"""
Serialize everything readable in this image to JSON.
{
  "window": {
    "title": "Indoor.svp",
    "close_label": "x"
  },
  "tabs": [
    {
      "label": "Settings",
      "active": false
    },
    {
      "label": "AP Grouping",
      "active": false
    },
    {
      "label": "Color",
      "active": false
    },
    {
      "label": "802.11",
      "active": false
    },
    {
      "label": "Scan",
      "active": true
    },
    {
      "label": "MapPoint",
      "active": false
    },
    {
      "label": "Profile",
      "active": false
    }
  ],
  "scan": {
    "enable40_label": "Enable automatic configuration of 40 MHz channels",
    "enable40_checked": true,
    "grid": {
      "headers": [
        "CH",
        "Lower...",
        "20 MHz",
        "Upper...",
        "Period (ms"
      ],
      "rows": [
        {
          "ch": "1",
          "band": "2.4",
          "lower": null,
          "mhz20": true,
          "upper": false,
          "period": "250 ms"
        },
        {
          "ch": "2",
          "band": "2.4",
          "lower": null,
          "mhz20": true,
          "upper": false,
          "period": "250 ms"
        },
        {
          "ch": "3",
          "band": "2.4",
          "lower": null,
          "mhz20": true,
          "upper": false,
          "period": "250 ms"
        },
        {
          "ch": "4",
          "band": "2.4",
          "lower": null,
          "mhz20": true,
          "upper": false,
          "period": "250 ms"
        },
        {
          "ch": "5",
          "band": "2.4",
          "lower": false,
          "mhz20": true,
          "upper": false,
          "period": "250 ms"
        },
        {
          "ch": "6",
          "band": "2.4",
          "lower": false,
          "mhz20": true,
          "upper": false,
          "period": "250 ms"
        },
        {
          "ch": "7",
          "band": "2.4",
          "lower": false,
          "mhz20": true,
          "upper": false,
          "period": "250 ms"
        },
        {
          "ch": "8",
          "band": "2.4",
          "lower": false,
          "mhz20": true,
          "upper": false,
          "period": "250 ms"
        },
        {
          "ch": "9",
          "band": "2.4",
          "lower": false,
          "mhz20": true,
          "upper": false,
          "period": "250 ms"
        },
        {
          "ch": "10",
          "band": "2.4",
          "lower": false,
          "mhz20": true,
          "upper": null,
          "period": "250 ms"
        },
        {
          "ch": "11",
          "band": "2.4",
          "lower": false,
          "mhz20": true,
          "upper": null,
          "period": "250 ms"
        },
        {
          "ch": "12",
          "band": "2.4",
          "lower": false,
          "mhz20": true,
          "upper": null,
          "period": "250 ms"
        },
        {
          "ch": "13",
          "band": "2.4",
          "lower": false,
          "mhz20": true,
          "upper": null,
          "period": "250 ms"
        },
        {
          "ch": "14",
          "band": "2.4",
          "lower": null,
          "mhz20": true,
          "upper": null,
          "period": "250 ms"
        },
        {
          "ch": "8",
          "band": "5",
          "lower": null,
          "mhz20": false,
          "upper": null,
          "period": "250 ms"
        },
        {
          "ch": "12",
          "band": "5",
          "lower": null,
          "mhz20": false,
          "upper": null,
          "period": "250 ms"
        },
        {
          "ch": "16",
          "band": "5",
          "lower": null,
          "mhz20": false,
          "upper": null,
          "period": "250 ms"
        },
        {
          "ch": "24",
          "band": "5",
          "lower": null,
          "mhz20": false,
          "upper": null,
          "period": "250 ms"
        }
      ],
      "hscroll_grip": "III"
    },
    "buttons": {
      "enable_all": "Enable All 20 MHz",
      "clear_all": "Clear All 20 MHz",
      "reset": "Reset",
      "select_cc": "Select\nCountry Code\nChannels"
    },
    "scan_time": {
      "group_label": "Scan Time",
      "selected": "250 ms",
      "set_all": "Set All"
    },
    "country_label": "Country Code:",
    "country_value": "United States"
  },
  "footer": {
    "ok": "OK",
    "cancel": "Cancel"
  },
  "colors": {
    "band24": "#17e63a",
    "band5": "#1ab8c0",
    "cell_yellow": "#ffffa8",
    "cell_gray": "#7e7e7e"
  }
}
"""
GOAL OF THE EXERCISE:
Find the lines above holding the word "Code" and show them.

ANSWER SPACE:
      "select_cc": "Select\nCountry Code\nChannels"
    "country_label": "Country Code:",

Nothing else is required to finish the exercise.